(WORK REQUEST):
What you give back must match the records below exactly.

(DATA TO EXAMINE):
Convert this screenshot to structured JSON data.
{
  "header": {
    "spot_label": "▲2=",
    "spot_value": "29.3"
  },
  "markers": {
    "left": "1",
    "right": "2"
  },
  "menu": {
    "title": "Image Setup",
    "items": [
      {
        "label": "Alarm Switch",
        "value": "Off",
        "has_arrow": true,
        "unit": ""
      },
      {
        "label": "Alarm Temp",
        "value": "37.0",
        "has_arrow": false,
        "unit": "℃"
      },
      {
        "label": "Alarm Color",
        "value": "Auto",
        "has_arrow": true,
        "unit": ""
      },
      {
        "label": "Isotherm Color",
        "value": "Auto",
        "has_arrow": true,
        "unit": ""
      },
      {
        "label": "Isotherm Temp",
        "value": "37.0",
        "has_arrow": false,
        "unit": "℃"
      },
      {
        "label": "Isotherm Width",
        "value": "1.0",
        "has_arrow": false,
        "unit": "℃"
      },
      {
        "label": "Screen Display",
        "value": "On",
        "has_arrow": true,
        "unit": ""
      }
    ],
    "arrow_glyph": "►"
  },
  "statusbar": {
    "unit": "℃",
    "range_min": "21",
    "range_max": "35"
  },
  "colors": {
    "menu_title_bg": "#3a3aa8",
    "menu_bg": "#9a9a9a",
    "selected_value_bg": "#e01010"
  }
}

(WRITTEN ANSWER):
Convert this screenshot to structured JSON data.
{
  "header": {
    "spot_label": "▲2=",
    "spot_value": "29.3"
  },
  "markers": {
    "left": "1",
    "right": "2"
  },
  "menu": {
    "title": "Image Setup",
    "items": [
      {
        "label": "Alarm Switch",
        "value": "Off",
        "has_arrow": true,
        "unit": ""
      },
      {
        "label": "Alarm Temp",
        "value": "37.0",
        "has_arrow": false,
        "unit": "℃"
      },
      {
        "label": "Alarm Color",
        "value": "Auto",
        "has_arrow": true,
        "unit": ""
      },
      {
        "label": "Isotherm Color",
        "value": "Auto",
        "has_arrow": true,
        "unit": ""
      },
      {
        "label": "Isotherm Temp",
        "value": "37.0",
        "has_arrow": false,
        "unit": "℃"
      },
      {
        "label": "Isotherm Width",
        "value": "1.0",
        "has_arrow": false,
        "unit": "℃"
      },
      {
        "label": "Screen Display",
        "value": "On",
        "has_arrow": true,
        "unit": ""
      }
    ],
    "arrow_glyph": "►"
  },
  "statusbar": {
    "unit": "℃",
    "range_min": "21",
    "range_max": "35"
  },
  "colors": {
    "menu_title_bg": "#3a3aa8",
    "menu_bg": "#9a9a9a",
    "selected_value_bg": "#e01010"
  }
}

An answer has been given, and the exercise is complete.